BEGIN DATA LISTING

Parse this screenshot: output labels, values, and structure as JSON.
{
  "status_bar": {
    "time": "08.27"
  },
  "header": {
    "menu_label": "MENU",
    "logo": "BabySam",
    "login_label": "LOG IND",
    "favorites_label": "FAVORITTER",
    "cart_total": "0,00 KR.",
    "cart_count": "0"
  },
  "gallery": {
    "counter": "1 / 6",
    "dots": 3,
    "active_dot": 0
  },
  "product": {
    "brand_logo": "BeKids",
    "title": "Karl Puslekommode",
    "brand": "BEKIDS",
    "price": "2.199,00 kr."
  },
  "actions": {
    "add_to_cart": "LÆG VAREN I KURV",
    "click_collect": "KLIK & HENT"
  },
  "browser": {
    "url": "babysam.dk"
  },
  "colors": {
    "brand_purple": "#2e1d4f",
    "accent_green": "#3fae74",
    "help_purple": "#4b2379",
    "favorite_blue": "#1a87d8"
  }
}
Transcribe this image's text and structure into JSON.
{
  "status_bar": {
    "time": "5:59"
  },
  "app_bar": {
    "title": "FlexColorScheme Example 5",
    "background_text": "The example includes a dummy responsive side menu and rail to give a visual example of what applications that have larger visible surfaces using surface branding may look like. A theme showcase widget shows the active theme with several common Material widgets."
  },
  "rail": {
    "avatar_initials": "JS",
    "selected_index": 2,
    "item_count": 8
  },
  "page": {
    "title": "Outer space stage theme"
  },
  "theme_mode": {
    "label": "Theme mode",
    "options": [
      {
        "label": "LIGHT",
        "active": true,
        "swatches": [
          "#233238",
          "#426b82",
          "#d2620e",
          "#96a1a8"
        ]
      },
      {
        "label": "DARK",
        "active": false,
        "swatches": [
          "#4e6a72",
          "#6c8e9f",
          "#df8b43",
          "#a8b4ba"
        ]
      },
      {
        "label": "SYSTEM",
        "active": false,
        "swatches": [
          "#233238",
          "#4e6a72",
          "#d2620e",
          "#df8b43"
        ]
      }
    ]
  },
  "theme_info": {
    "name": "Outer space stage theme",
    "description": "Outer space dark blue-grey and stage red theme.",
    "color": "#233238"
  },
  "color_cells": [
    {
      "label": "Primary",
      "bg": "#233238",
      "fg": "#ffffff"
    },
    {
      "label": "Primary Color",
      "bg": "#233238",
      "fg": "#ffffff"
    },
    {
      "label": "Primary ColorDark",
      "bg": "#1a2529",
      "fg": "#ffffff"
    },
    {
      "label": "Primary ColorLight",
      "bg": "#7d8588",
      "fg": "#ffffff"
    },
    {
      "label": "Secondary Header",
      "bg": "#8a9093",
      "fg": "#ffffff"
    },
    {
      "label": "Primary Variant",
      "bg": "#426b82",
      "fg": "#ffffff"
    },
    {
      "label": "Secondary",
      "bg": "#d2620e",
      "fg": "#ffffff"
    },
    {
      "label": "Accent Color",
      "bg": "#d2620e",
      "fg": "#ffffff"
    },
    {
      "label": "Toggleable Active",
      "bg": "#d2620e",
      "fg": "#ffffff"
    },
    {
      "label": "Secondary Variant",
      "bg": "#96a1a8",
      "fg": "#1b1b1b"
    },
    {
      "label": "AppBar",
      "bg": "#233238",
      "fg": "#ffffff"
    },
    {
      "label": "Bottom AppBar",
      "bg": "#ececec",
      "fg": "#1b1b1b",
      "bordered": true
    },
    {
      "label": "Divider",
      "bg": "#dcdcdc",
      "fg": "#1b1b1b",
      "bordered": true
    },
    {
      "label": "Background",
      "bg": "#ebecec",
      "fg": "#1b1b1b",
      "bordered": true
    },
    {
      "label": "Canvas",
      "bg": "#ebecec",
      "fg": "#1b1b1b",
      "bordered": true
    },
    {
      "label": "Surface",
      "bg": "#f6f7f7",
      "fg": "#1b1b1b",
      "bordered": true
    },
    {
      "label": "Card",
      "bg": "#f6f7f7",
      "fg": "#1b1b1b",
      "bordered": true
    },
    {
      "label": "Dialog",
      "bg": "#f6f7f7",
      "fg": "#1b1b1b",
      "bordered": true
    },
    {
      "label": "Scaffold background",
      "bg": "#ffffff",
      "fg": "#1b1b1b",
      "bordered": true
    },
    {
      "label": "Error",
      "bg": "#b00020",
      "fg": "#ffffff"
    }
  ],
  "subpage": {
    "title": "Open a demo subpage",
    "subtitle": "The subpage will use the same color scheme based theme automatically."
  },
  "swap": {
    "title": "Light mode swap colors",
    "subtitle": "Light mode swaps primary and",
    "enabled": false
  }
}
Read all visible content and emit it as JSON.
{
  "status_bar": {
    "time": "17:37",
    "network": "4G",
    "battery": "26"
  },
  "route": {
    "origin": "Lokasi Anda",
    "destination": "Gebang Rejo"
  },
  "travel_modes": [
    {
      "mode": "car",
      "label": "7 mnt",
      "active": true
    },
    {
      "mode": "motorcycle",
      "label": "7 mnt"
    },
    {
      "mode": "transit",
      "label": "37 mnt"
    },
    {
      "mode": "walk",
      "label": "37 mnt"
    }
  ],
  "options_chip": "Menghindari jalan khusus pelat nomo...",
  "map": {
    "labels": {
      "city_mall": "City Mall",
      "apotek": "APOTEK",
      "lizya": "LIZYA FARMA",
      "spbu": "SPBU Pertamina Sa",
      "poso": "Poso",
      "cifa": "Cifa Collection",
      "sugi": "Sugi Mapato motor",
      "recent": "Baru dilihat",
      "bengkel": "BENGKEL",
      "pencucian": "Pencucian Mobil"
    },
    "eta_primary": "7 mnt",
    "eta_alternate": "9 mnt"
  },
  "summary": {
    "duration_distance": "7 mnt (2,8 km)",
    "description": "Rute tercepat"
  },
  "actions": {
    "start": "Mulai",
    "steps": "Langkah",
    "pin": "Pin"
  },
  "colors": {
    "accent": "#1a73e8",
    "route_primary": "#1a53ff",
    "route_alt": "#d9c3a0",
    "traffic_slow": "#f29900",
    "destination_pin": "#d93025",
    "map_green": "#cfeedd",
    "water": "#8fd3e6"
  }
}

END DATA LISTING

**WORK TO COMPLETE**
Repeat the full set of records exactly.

**EXERCISE RESULT**
Parse this screenshot: output labels, values, and structure as JSON.
{
  "status_bar": {
    "time": "08.27"
  },
  "header": {
    "menu_label": "MENU",
    "logo": "BabySam",
    "login_label": "LOG IND",
    "favorites_label": "FAVORITTER",
    "cart_total": "0,00 KR.",
    "cart_count": "0"
  },
  "gallery": {
    "counter": "1 / 6",
    "dots": 3,
    "active_dot": 0
  },
  "product": {
    "brand_logo": "BeKids",
    "title": "Karl Puslekommode",
    "brand": "BEKIDS",
    "price": "2.199,00 kr."
  },
  "actions": {
    "add_to_cart": "LÆG VAREN I KURV",
    "click_collect": "KLIK & HENT"
  },
  "browser": {
    "url": "babysam.dk"
  },
  "colors": {
    "brand_purple": "#2e1d4f",
    "accent_green": "#3fae74",
    "help_purple": "#4b2379",
    "favorite_blue": "#1a87d8"
  }
}
Transcribe this image's text and structure into JSON.
{
  "status_bar": {
    "time": "5:59"
  },
  "app_bar": {
    "title": "FlexColorScheme Example 5",
    "background_text": "The example includes a dummy responsive side menu and rail to give a visual example of what applications that have larger visible surfaces using surface branding may look like. A theme showcase widget shows the active theme with several common Material widgets."
  },
  "rail": {
    "avatar_initials": "JS",
    "selected_index": 2,
    "item_count": 8
  },
  "page": {
    "title": "Outer space stage theme"
  },
  "theme_mode": {
    "label": "Theme mode",
    "options": [
      {
        "label": "LIGHT",
        "active": true,
        "swatches": [
          "#233238",
          "#426b82",
          "#d2620e",
          "#96a1a8"
        ]
      },
      {
        "label": "DARK",
        "active": false,
        "swatches": [
          "#4e6a72",
          "#6c8e9f",
          "#df8b43",
          "#a8b4ba"
        ]
      },
      {
        "label": "SYSTEM",
        "active": false,
        "swatches": [
          "#233238",
          "#4e6a72",
          "#d2620e",
          "#df8b43"
        ]
      }
    ]
  },
  "theme_info": {
    "name": "Outer space stage theme",
    "description": "Outer space dark blue-grey and stage red theme.",
    "color": "#233238"
  },
  "color_cells": [
    {
      "label": "Primary",
      "bg": "#233238",
      "fg": "#ffffff"
    },
    {
      "label": "Primary Color",
      "bg": "#233238",
      "fg": "#ffffff"
    },
    {
      "label": "Primary ColorDark",
      "bg": "#1a2529",
      "fg": "#ffffff"
    },
    {
      "label": "Primary ColorLight",
      "bg": "#7d8588",
      "fg": "#ffffff"
    },
    {
      "label": "Secondary Header",
      "bg": "#8a9093",
      "fg": "#ffffff"
    },
    {
      "label": "Primary Variant",
      "bg": "#426b82",
      "fg": "#ffffff"
    },
    {
      "label": "Secondary",
      "bg": "#d2620e",
      "fg": "#ffffff"
    },
    {
      "label": "Accent Color",
      "bg": "#d2620e",
      "fg": "#ffffff"
    },
    {
      "label": "Toggleable Active",
      "bg": "#d2620e",
      "fg": "#ffffff"
    },
    {
      "label": "Secondary Variant",
      "bg": "#96a1a8",
      "fg": "#1b1b1b"
    },
    {
      "label": "AppBar",
      "bg": "#233238",
      "fg": "#ffffff"
    },
    {
      "label": "Bottom AppBar",
      "bg": "#ececec",
      "fg": "#1b1b1b",
      "bordered": true
    },
    {
      "label": "Divider",
      "bg": "#dcdcdc",
      "fg": "#1b1b1b",
      "bordered": true
    },
    {
      "label": "Background",
      "bg": "#ebecec",
      "fg": "#1b1b1b",
      "bordered": true
    },
    {
      "label": "Canvas",
      "bg": "#ebecec",
      "fg": "#1b1b1b",
      "bordered": true
    },
    {
      "label": "Surface",
      "bg": "#f6f7f7",
      "fg": "#1b1b1b",
      "bordered": true
    },
    {
      "label": "Card",
      "bg": "#f6f7f7",
      "fg": "#1b1b1b",
      "bordered": true
    },
    {
      "label": "Dialog",
      "bg": "#f6f7f7",
      "fg": "#1b1b1b",
      "bordered": true
    },
    {
      "label": "Scaffold background",
      "bg": "#ffffff",
      "fg": "#1b1b1b",
      "bordered": true
    },
    {
      "label": "Error",
      "bg": "#b00020",
      "fg": "#ffffff"
    }
  ],
  "subpage": {
    "title": "Open a demo subpage",
    "subtitle": "The subpage will use the same color scheme based theme automatically."
  },
  "swap": {
    "title": "Light mode swap colors",
    "subtitle": "Light mode swaps primary and",
    "enabled": false
  }
}
Read all visible content and emit it as JSON.
{
  "status_bar": {
    "time": "17:37",
    "network": "4G",
    "battery": "26"
  },
  "route": {
    "origin": "Lokasi Anda",
    "destination": "Gebang Rejo"
  },
  "travel_modes": [
    {
      "mode": "car",
      "label": "7 mnt",
      "active": true
    },
    {
      "mode": "motorcycle",
      "label": "7 mnt"
    },
    {
      "mode": "transit",
      "label": "37 mnt"
    },
    {
      "mode": "walk",
      "label": "37 mnt"
    }
  ],
  "options_chip": "Menghindari jalan khusus pelat nomo...",
  "map": {
    "labels": {
      "city_mall": "City Mall",
      "apotek": "APOTEK",
      "lizya": "LIZYA FARMA",
      "spbu": "SPBU Pertamina Sa",
      "poso": "Poso",
      "cifa": "Cifa Collection",
      "sugi": "Sugi Mapato motor",
      "recent": "Baru dilihat",
      "bengkel": "BENGKEL",
      "pencucian": "Pencucian Mobil"
    },
    "eta_primary": "7 mnt",
    "eta_alternate": "9 mnt"
  },
  "summary": {
    "duration_distance": "7 mnt (2,8 km)",
    "description": "Rute tercepat"
  },
  "actions": {
    "start": "Mulai",
    "steps": "Langkah",
    "pin": "Pin"
  },
  "colors": {
    "accent": "#1a73e8",
    "route_primary": "#1a53ff",
    "route_alt": "#d9c3a0",
    "traffic_slow": "#f29900",
    "destination_pin": "#d93025",
    "map_green": "#cfeedd",
    "water": "#8fd3e6"
  }
}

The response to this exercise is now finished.